  • Right of reply – parties should be provided with sufficient details of any allegations against them, and can make representations and counter-claims during the process and appeal decision.
  • Fairness – the process should be impartial and any workplace action (both disciplinary and non-disciplinary action) should be reasonable and proportionate, with the respondent held to account.

Organisations can also refer to VEOHRC’s step-by step guide to responding to reports.

6.1 Reporting sexual harassment at work

Those who have experienced sexual harassment can make a report in a number of ways. This includes making a report internally, to their manager, a HR practitioner (or equivalent), or to an external body. Making an internal report at work does not preclude a person from also making an external report and vice versa.

External bodies that can consider a report of sexual harassment include:

A person may also make a report to WorkSafe or through internal safety reporting mechanisms as sexual harassment can constitute occupational violence. A claim of sexual harassment may also form part of a sex discrimination claim under the Fair Work Act 2009’s general protections provisions, or as part of a negligence/personal injury claim.

A person may also make a report to Victoria Police if the sexual harassment constitutes criminal conduct, such as sexual assault or stalking. Victoria Police may not always be the relevant agency to contact when making a sexual harassment claim. For example, should sexual harassment occur on an interstate trip, it may (but not always) be more appropriate for the complainant to contact the relevant police agency in that state or territory.

6.1.1 Responding to sexual harassment

The tone of the first response to a report of sexual harassment is very important. It is paramount that the person who has made a report is supported and treated with respect, understanding and concern. This approach ensures that experiences are not trivialised or downplayed, and that victim blaming is avoided. Employee and well-being support services (such as an organisation’s Employee Assistance Program) should be offered to a person who has made a report to ensure they have independent professional support during the process.

People who have made a report may be deterred from reporting sexual harassment due to fears of severe consequences for the respondent. Employees should be made aware that coming forward and making a report may not necessarily result in launching a formal investigation, and that the organisation will strongly consider the wishes of the person who has made a report. Additionally, should an investigation be conducted, there are a range of potential disciplinary outcomes available under the Management of Misconduct provision in the Victorian Public Service Enterprise Agreement and the consequences for the respondent are not necessarily severe. Knowing that there are a range of disciplinary outcomes may encourage employees to come forward and make a report.

Given the highly sensitive nature of sexual harassment, organisations are encouraged to consider the processes listed in the checklist for managers and practitioners in the Appendices.

This checklist provides prompts to support managers and HR practitioners (or equivalent) to respond appropriately and consistently when approached with a report of sexual harassment. These steps have been designed to be followed regardless of whether the report is made to the person who has made a report direct manager, a different manager or any other designated officer i.e. HR practitioners (or equivalent).

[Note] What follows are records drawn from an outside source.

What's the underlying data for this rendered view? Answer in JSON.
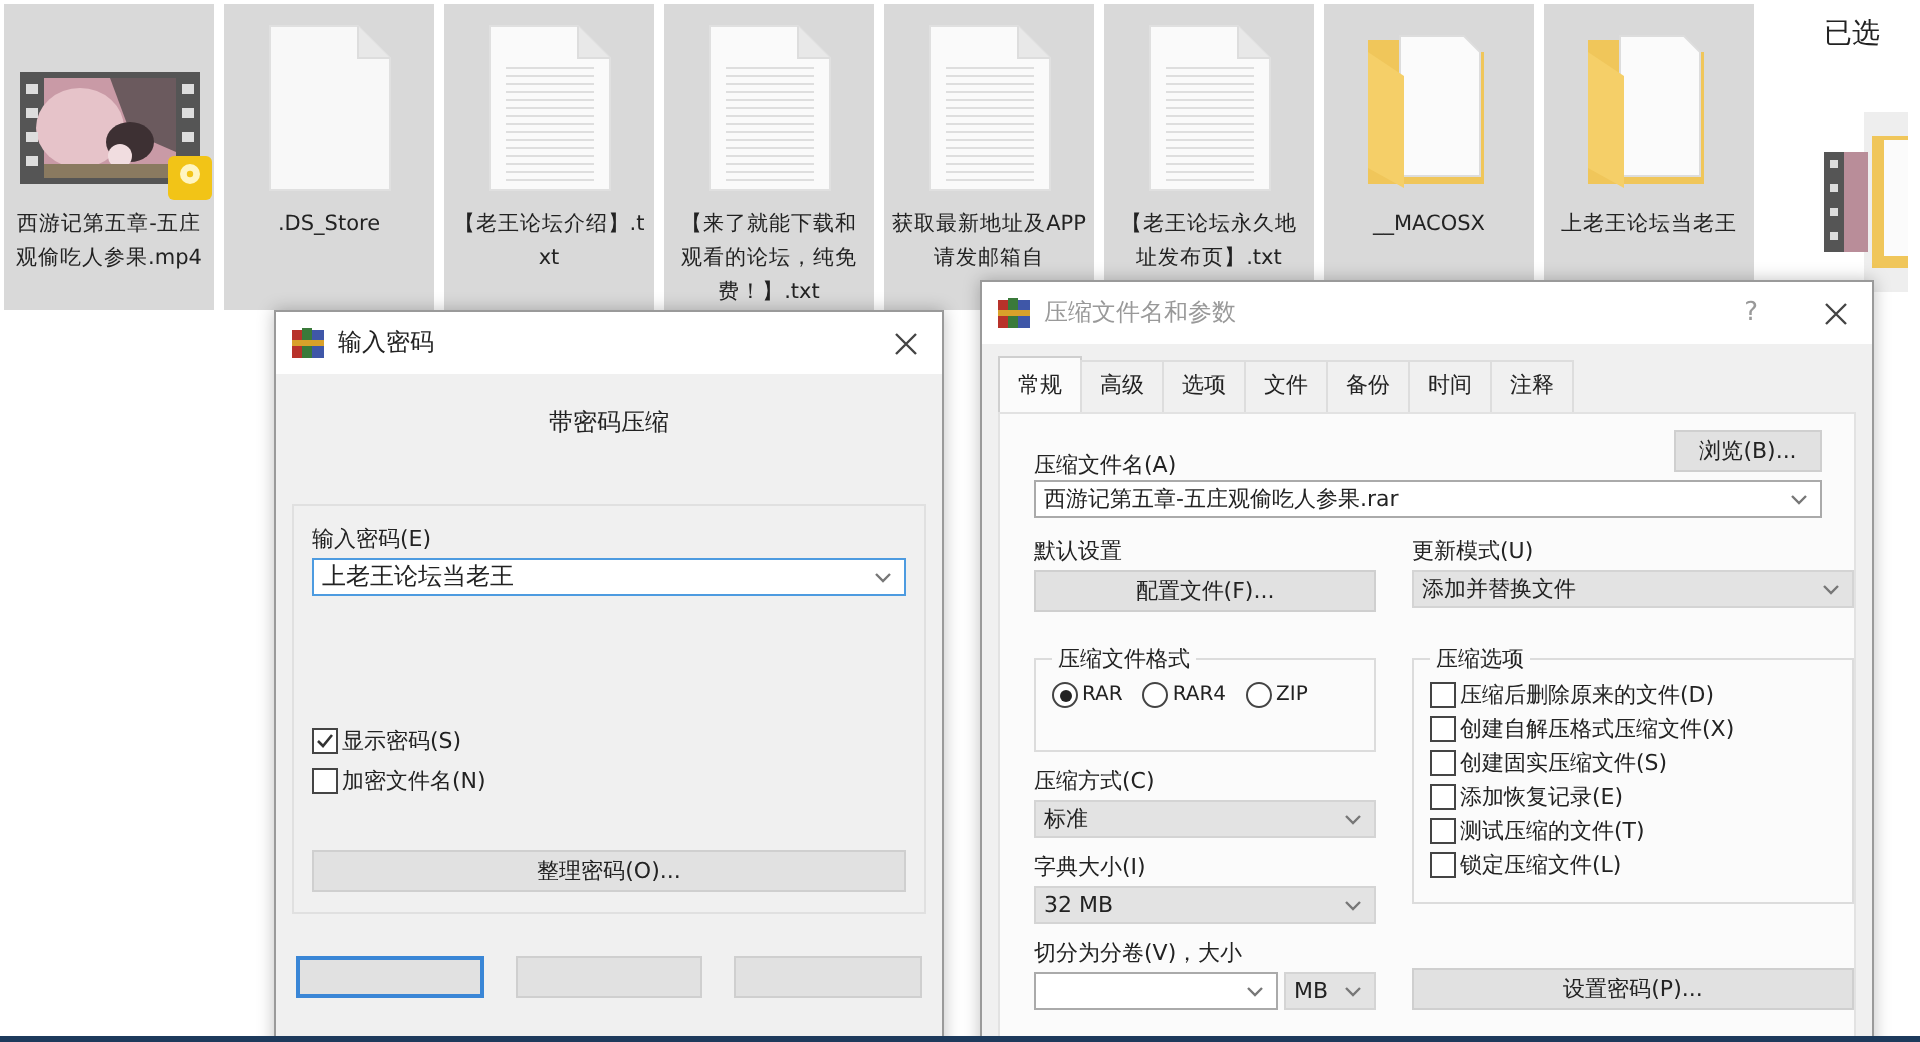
{
  "desktop": {
    "files": [
      {
        "name": "西游记第五章-五庄观偷吃人参果.mp4",
        "kind": "video",
        "selected": true
      },
      {
        "name": ".DS_Store",
        "kind": "blank",
        "selected": true
      },
      {
        "name": "【老王论坛介绍】.txt",
        "kind": "text",
        "selected": true
      },
      {
        "name": "【来了就能下载和观看的论坛，纯免费！】.txt",
        "kind": "text",
        "selected": true
      },
      {
        "name": "获取最新地址及APP请发邮箱自",
        "kind": "text",
        "selected": true
      },
      {
        "name": "【老王论坛永久地址发布页】.txt",
        "kind": "text",
        "selected": true
      },
      {
        "name": "__MACOSX",
        "kind": "folder",
        "selected": true
      },
      {
        "name": "上老王论坛当老王",
        "kind": "folder",
        "selected": true
      }
    ],
    "details_title": "已选"
  },
  "password_dialog": {
    "title": "输入密码",
    "heading": "带密码压缩",
    "password_label": "输入密码(E)",
    "password_value": "上老王论坛当老王",
    "options": [
      {
        "label": "显示密码(S)",
        "checked": true
      },
      {
        "label": "加密文件名(N)",
        "checked": false
      }
    ],
    "organize_button": "整理密码(O)..."
  },
  "archive_dialog": {
    "title": "压缩文件名和参数",
    "help": "?",
    "tabs": [
      {
        "label": "常规",
        "selected": true
      },
      {
        "label": "高级",
        "selected": false
      },
      {
        "label": "选项",
        "selected": false
      },
      {
        "label": "文件",
        "selected": false
      },
      {
        "label": "备份",
        "selected": false
      },
      {
        "label": "时间",
        "selected": false
      },
      {
        "label": "注释",
        "selected": false
      }
    ],
    "archive_name_label": "压缩文件名(A)",
    "browse_button": "浏览(B)...",
    "archive_name": "西游记第五章-五庄观偷吃人参果.rar",
    "profiles_label": "默认设置",
    "profiles_button": "配置文件(F)...",
    "update_mode_label": "更新模式(U)",
    "update_mode": "添加并替换文件",
    "format_group": "压缩文件格式",
    "formats": [
      {
        "label": "RAR",
        "selected": true
      },
      {
        "label": "RAR4",
        "selected": false
      },
      {
        "label": "ZIP",
        "selected": false
      }
    ],
    "method_label": "压缩方式(C)",
    "method": "标准",
    "dict_label": "字典大小(I)",
    "dict": "32 MB",
    "split_label": "切分为分卷(V)，大小",
    "split_unit": "MB",
    "options_group": "压缩选项",
    "options": [
      {
        "label": "压缩后删除原来的文件(D)",
        "checked": false
      },
      {
        "label": "创建自解压格式压缩文件(X)",
        "checked": false
      },
      {
        "label": "创建固实压缩文件(S)",
        "checked": false
      },
      {
        "label": "添加恢复记录(E)",
        "checked": false
      },
      {
        "label": "测试压缩的文件(T)",
        "checked": false
      },
      {
        "label": "锁定压缩文件(L)",
        "checked": false
      }
    ],
    "password_button": "设置密码(P)..."
  }
}
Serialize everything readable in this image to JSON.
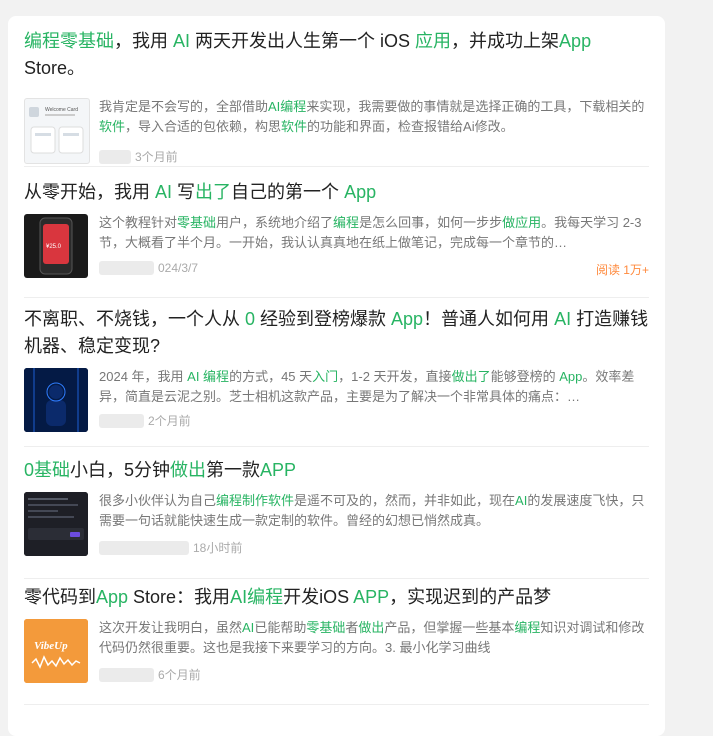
{
  "feed": {
    "items": [
      {
        "title": [
          {
            "t": "编程零基础",
            "hl": true
          },
          {
            "t": "，我用 ",
            "hl": false
          },
          {
            "t": "AI",
            "hl": true
          },
          {
            "t": " 两天开发出人生第一个 iOS ",
            "hl": false
          },
          {
            "t": "应用",
            "hl": true
          },
          {
            "t": "，并成功上架",
            "hl": false
          },
          {
            "t": "App",
            "hl": true
          },
          {
            "t": " Store。",
            "hl": false
          }
        ],
        "summary": [
          {
            "t": "我肯定是不会写的，全部借助",
            "hl": false
          },
          {
            "t": "AI编程",
            "hl": true
          },
          {
            "t": "来实现，我需要做的事情就是选择正确的工具，下载相关的",
            "hl": false
          },
          {
            "t": "软件",
            "hl": true
          },
          {
            "t": "，导入合适的包依赖，构思",
            "hl": false
          },
          {
            "t": "软件",
            "hl": true
          },
          {
            "t": "的功能和界面，检查报错给Ai修改。",
            "hl": false
          }
        ],
        "time": "3个月前",
        "thumb_icon": "app-screenshot-thumbnail",
        "thumb_caption": "Welcome Card"
      },
      {
        "title": [
          {
            "t": "从零开始，我用 ",
            "hl": false
          },
          {
            "t": "AI",
            "hl": true
          },
          {
            "t": " 写",
            "hl": false
          },
          {
            "t": "出了",
            "hl": true
          },
          {
            "t": "自己的第一个 ",
            "hl": false
          },
          {
            "t": "App",
            "hl": true
          }
        ],
        "summary": [
          {
            "t": "这个教程针对",
            "hl": false
          },
          {
            "t": "零基础",
            "hl": true
          },
          {
            "t": "用户，系统地介绍了",
            "hl": false
          },
          {
            "t": "编程",
            "hl": true
          },
          {
            "t": "是怎么回事，如何一步步",
            "hl": false
          },
          {
            "t": "做应用",
            "hl": true
          },
          {
            "t": "。我每天学习 2-3 节，大概看了半个月。一开始，我认认真真地在纸上做笔记，完成每一个章节的…",
            "hl": false
          }
        ],
        "time": "024/3/7",
        "reads": "阅读 1万+",
        "thumb_icon": "phone-thumbnail",
        "thumb_caption": "¥25.0"
      },
      {
        "title": [
          {
            "t": "不离职、不烧钱，一个人从 ",
            "hl": false
          },
          {
            "t": "0",
            "hl": true
          },
          {
            "t": " 经验到登榜爆款 ",
            "hl": false
          },
          {
            "t": "App",
            "hl": true
          },
          {
            "t": "！普通人如何用 ",
            "hl": false
          },
          {
            "t": "AI",
            "hl": true
          },
          {
            "t": " 打造赚钱机器、稳定变现?",
            "hl": false
          }
        ],
        "summary": [
          {
            "t": "2024 年，我用 ",
            "hl": false
          },
          {
            "t": "AI 编程",
            "hl": true
          },
          {
            "t": "的方式，45 天",
            "hl": false
          },
          {
            "t": "入门",
            "hl": true
          },
          {
            "t": "，1-2 天开发，直接",
            "hl": false
          },
          {
            "t": "做出了",
            "hl": true
          },
          {
            "t": "能够登榜的 ",
            "hl": false
          },
          {
            "t": "App",
            "hl": true
          },
          {
            "t": "。效率差异，简直是云泥之别。芝士相机这款产品，主要是为了解决一个非常具体的痛点：…",
            "hl": false
          }
        ],
        "time": "2个月前",
        "thumb_icon": "digital-figure-thumbnail"
      },
      {
        "title": [
          {
            "t": "0基础",
            "hl": true
          },
          {
            "t": "小白，5分钟",
            "hl": false
          },
          {
            "t": "做出",
            "hl": true
          },
          {
            "t": "第一款",
            "hl": false
          },
          {
            "t": "APP",
            "hl": true
          }
        ],
        "summary": [
          {
            "t": "很多小伙伴认为自己",
            "hl": false
          },
          {
            "t": "编程制作软件",
            "hl": true
          },
          {
            "t": "是遥不可及的，然而，并非如此，现在",
            "hl": false
          },
          {
            "t": "AI",
            "hl": true
          },
          {
            "t": "的发展速度飞快，只需要一句话就能快速生成一款定制的软件。曾经的幻想已悄然成真。",
            "hl": false
          }
        ],
        "time": "18小时前",
        "thumb_icon": "dark-editor-thumbnail"
      },
      {
        "title": [
          {
            "t": "零代码到",
            "hl": false
          },
          {
            "t": "App",
            "hl": true
          },
          {
            "t": " Store：我用",
            "hl": false
          },
          {
            "t": "AI编程",
            "hl": true
          },
          {
            "t": "开发iOS ",
            "hl": false
          },
          {
            "t": "APP",
            "hl": true
          },
          {
            "t": "，实现迟到的产品梦",
            "hl": false
          }
        ],
        "summary": [
          {
            "t": "这次开发让我明白，虽然",
            "hl": false
          },
          {
            "t": "AI",
            "hl": true
          },
          {
            "t": "已能帮助",
            "hl": false
          },
          {
            "t": "零基础",
            "hl": true
          },
          {
            "t": "者",
            "hl": false
          },
          {
            "t": "做出",
            "hl": true
          },
          {
            "t": "产品，但掌握一些基本",
            "hl": false
          },
          {
            "t": "编程",
            "hl": true
          },
          {
            "t": "知识对调试和修改代码仍然很重要。这也是我接下来要学习的方向。3. 最小化学习曲线",
            "hl": false
          }
        ],
        "time": "6个月前",
        "thumb_icon": "vibe-up-logo-thumbnail",
        "thumb_caption": "VibeUp"
      }
    ]
  }
}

Certain aspects from the table (such as those that relate to natural justice and confidentiality) are further explained in other sections in this guide. Refer to sections 7.2 Natural justice and 7.3 Confidentiality respectively.